Sunday, March 17, 2013

Pre-Staging for the West Coasters

Today I arrived in Philly for Staging. However, Staging is actually tomorrow. Everyone west of Denver got to arrive today, and it was incredibly awesome to start meeting other volunteers. I got off the plane and had a couple hours to kill before another volunteer, Kathryn, arrived so I decided to sit down and not do anything because...I brought WAY too much luggage. However, while sitting (and thuse glancing at my phone) I saw that another PCV was at the airport and so we met up. Eventually there were 5 of us girls, all with too much luggage, figuring out how we were going to get to the hotel and spending the rest of our day together. We all hopped in a shuttle, got to the hotel, and decided to go out for Cheesesteaks and beer. Later on the 5 of us met up with more volunteers, and I really just enjoyed my time getting to talk to everyone. I'm so excited to meet everyone else tomorrow, and I can't wait to get to Albania! Everything is starting to feel more real now, and I am very happy about my decision to serve as a PCV! :))

Wednesday, March 13, 2013

5, 4, 3, 2...Albania

There are 5 days lefts until Staging and 4 days left until I leave home. I've been very productive these last 2 days by making mini "to do" lists and running tons of errands. However, before that I kind of took some time to just let my mind completely relax. I went on a road trip and spent a lot of time just doing things I enjoyed. It's difficult to spread your last days at home out properly.
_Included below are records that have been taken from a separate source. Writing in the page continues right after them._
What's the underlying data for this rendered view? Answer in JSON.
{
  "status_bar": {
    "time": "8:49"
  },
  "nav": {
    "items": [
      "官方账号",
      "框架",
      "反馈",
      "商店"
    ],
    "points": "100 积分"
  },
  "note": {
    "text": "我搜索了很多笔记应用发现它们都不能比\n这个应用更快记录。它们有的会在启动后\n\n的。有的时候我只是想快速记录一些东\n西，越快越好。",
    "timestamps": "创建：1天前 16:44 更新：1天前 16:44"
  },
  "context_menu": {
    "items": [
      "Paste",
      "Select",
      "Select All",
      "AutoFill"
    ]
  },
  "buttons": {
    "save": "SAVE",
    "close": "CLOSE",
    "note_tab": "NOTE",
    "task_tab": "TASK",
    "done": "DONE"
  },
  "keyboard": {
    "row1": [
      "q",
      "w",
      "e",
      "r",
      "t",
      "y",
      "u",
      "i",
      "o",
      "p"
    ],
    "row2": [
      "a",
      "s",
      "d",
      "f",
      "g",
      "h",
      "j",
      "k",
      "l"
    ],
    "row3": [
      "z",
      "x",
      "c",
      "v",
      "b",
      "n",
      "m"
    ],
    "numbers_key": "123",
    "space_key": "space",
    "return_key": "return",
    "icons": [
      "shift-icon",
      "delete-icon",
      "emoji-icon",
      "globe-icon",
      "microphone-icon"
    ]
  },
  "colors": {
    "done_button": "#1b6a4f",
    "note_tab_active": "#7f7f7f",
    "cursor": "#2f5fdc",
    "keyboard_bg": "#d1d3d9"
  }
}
I threw a good bye party at my house so that I could spend some time with family and explain a little more about what I was going to be doing (like I really know at this point). I also cooked them some traditional (or so the internet says) Albanian food with the help of my best friend and father. It was a nice little send off and my family showed me a lot of love and support. As far as actual Peace Corps prep went, I had to take a couple exams and fill out some worksheets. 1 exam was on what to do if physically assaulted and the other was on grammar and teaching techniques. The grammar portion was pretty brutal and took me quite a while to finish. The worksheets were on teaching and lesson planning. One even required a "mock lesson" which didn't go so smoothly, but it's cool. I'm sure I'll get the hang of it.

Today our group found out more about our host families. They may be subject to change, but as of now I am to expect to live with a host mother and father (ages 44 and 40) and 2 host sisters (17 and 9). I am super excited to live with 2 host sisters! Having only 1 older brother, I have always wondered what it would be like to have some younger sisters, and I look forward to being a great role model/influence on these girls. I hope they like me!
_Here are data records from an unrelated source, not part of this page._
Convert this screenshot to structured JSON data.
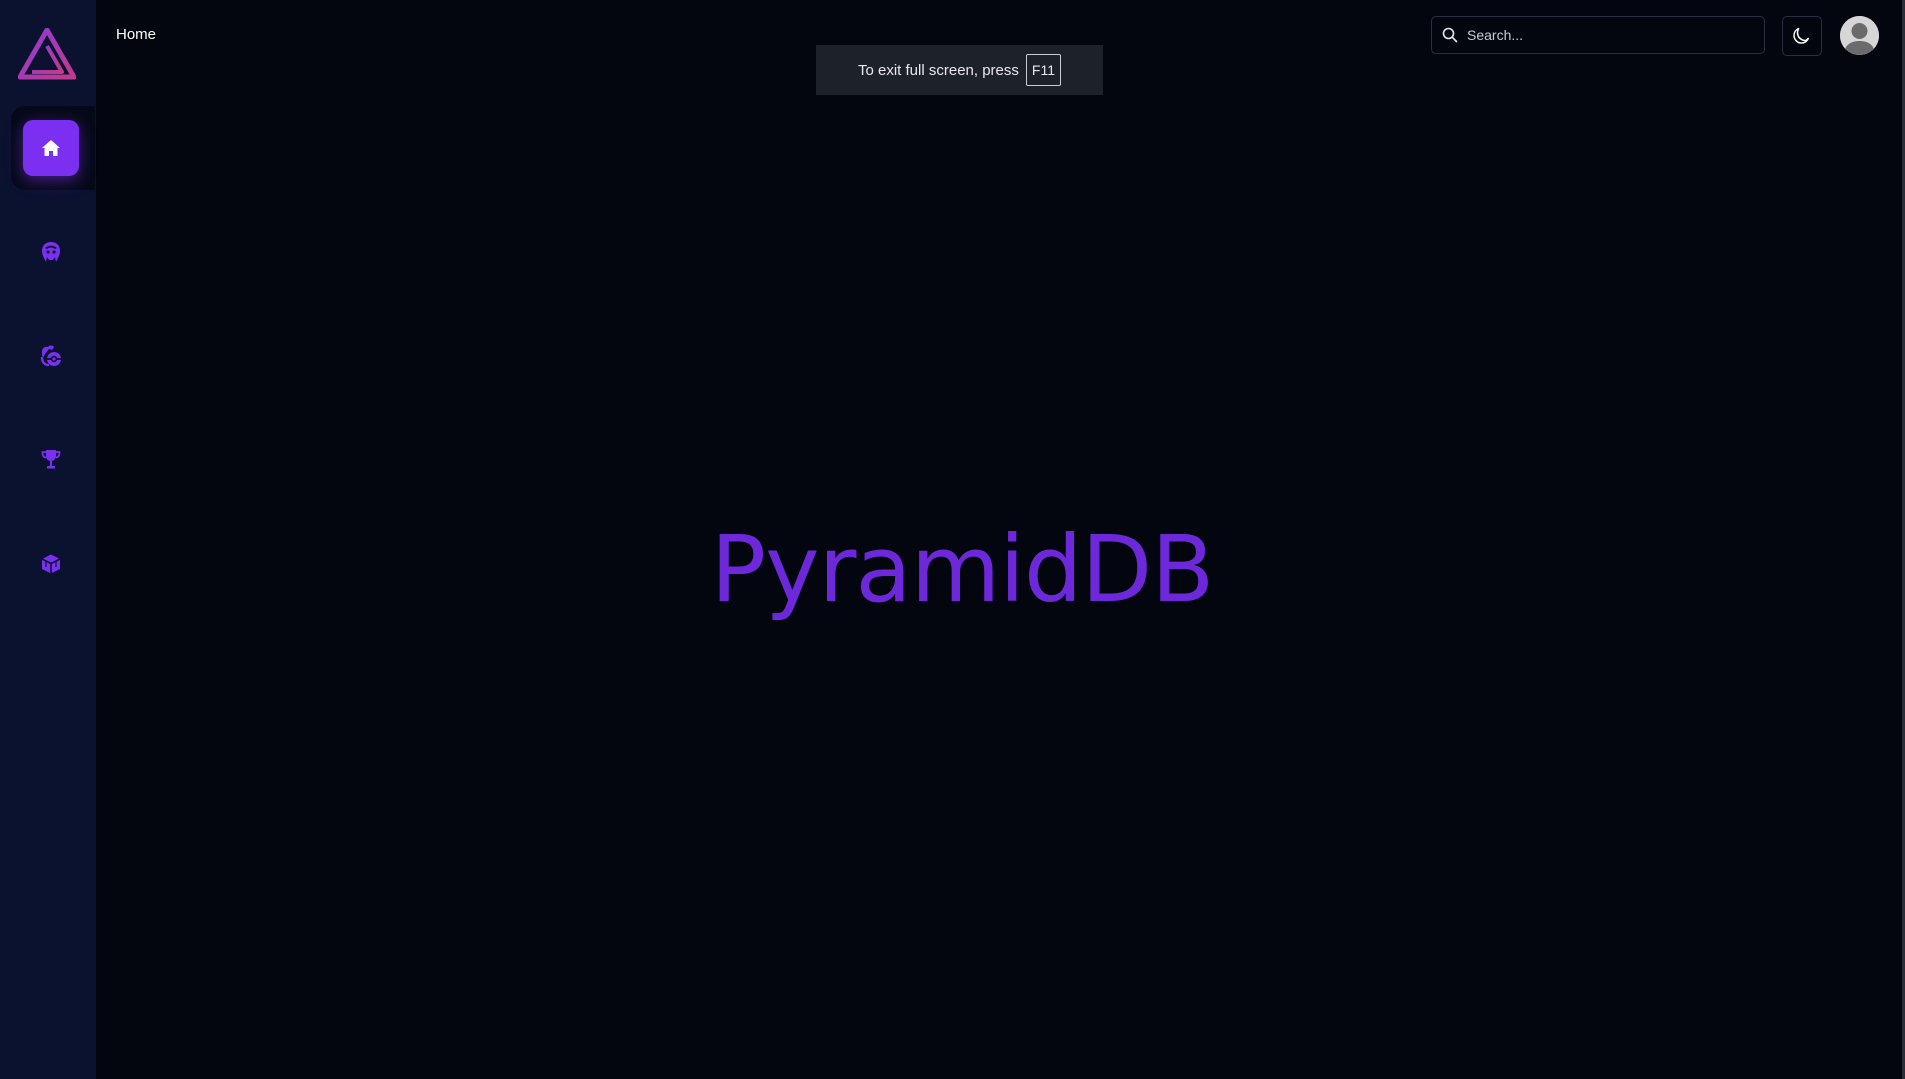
{
  "header": {
    "breadcrumb": "Home",
    "search": {
      "placeholder": "Search..."
    },
    "theme_icon": "moon-icon",
    "avatar_icon": "user-avatar-icon"
  },
  "sidebar": {
    "logo_icon": "pyramid-logo-icon",
    "items": [
      {
        "icon": "home-icon",
        "active": true
      },
      {
        "icon": "anime-character-icon",
        "active": false
      },
      {
        "icon": "pokeball-hand-icon",
        "active": false
      },
      {
        "icon": "trophy-icon",
        "active": false
      },
      {
        "icon": "cube-icon",
        "active": false
      }
    ]
  },
  "fullscreen_notice": {
    "text": "To exit full screen, press",
    "key": "F11"
  },
  "main": {
    "title": "PyramidDB"
  },
  "colors": {
    "accent": "#7b2ff0",
    "title": "#6d28d9",
    "background": "#03060f",
    "sidebar": "#0b1230"
  }
}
Packing-wise..today I bought my toiletries and meds. My suitcase is getting full and I keep telling myself "I WILL NOT OVER-PACK.  I WILL NOT OVER-PACK!" I am going to post my final packing list once I'm there, but or now I am still in panic mode. Here are some things that have been on my To-Do lists. I have accomplished most of the tasks, but not all:

-REI trip-money belt, quick drying towel, rechargeable batteries, sleeping bag, high quality travel umbrella
-WalMart trip-meds, toiletries, mini flashlight, battery-operated alarm clock, wet wipes, hair accessories
-DMV- switch plates from Ohio to California
-Purchase Property Insurance
-Close bank account
-Fill out pre-staging papers
-Have Power of Attorney signed
-Get phone unlocked
-Spend time with friends and family--make phone calls/skype dates with far away friends
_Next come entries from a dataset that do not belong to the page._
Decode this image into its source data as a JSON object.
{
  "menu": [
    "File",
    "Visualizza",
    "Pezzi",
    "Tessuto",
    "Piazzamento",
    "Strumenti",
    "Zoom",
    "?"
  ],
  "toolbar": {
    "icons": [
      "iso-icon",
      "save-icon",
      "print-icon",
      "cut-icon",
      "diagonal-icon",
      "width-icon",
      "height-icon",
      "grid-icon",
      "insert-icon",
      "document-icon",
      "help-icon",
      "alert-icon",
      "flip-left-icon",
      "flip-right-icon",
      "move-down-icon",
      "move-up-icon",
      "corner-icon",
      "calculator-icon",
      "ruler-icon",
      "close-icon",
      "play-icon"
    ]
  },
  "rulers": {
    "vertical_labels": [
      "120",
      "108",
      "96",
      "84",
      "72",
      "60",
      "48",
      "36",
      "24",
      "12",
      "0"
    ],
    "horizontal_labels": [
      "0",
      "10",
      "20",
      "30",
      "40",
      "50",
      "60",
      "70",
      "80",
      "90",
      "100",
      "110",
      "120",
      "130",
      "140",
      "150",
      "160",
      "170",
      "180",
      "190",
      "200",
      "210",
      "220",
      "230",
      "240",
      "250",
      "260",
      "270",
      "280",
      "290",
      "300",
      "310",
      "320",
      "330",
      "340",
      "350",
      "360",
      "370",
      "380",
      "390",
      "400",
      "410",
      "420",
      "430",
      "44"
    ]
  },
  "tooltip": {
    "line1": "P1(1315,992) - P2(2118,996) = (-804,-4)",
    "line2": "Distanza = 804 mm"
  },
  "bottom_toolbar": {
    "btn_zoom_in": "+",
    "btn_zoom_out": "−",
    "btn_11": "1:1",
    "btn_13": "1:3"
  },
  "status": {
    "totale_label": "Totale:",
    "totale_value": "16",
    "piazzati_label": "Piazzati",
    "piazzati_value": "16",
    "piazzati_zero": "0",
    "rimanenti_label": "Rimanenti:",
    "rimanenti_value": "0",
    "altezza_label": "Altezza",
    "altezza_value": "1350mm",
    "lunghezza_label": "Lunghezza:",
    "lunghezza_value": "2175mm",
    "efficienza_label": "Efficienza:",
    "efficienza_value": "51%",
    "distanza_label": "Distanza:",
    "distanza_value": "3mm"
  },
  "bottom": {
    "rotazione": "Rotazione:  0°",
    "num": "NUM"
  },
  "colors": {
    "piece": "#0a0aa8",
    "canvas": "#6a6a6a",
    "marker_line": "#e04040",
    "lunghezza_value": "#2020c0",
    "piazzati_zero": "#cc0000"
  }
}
 This post is probably super jumbled up because that's where my thoughts and feelings are right now. I am super excited to go, and while I will miss people here, I take comfort in knowing that the best people always find a way to stay in your life.